TASK GOAL:
For the data below, please report each line where the word "title" is found.

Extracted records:

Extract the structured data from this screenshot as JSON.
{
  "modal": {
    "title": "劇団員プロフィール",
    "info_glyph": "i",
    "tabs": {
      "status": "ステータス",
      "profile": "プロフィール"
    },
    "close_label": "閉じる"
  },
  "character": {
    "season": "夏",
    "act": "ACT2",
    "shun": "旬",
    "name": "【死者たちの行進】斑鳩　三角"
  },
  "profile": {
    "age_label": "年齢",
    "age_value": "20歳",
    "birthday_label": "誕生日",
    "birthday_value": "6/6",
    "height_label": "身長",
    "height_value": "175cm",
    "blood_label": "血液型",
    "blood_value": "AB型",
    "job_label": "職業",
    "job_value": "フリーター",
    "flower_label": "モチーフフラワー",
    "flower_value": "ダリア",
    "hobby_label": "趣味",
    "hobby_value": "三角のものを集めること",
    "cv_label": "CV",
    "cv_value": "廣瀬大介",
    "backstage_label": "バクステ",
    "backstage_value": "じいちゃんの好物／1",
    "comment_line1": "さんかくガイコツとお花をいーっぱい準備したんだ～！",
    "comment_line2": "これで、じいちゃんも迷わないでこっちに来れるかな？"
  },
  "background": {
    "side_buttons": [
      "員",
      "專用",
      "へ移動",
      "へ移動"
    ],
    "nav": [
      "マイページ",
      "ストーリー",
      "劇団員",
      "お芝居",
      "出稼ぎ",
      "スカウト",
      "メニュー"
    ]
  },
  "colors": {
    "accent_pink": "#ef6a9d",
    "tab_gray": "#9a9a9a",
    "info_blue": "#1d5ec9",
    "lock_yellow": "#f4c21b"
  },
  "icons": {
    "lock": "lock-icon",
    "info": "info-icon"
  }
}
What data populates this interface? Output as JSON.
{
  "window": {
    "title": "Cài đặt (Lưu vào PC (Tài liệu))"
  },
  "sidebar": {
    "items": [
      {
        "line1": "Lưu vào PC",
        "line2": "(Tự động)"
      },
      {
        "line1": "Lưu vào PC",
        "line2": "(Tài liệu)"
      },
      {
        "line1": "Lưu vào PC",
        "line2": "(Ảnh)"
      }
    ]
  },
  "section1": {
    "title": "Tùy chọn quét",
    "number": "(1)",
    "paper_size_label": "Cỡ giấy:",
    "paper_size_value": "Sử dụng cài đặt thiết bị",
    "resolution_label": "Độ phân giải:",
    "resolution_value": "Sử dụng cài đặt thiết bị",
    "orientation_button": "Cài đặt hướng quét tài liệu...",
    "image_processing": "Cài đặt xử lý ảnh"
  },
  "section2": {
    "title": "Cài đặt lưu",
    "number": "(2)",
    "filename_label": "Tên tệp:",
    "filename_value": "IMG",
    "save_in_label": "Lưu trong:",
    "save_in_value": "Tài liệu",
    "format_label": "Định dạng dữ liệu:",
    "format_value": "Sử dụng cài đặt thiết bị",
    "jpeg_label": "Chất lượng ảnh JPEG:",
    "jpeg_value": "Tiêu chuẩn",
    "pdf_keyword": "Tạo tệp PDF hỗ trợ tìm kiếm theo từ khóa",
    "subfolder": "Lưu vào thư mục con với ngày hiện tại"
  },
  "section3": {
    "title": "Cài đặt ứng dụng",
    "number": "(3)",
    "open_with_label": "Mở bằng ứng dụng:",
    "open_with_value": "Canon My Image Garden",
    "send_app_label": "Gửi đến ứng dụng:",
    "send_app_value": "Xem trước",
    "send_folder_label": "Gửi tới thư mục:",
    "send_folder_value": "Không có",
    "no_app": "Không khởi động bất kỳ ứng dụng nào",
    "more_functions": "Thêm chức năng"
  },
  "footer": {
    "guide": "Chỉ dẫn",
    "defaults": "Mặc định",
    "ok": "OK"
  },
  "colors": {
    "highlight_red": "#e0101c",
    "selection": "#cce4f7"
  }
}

YOUR SOLUTION:
    "title": "劇団員プロフィール",
    "title": "Cài đặt (Lưu vào PC (Tài liệu))"
    "title": "Tùy chọn quét",
    "title": "Cài đặt lưu",
    "title": "Cài đặt ứng dụng",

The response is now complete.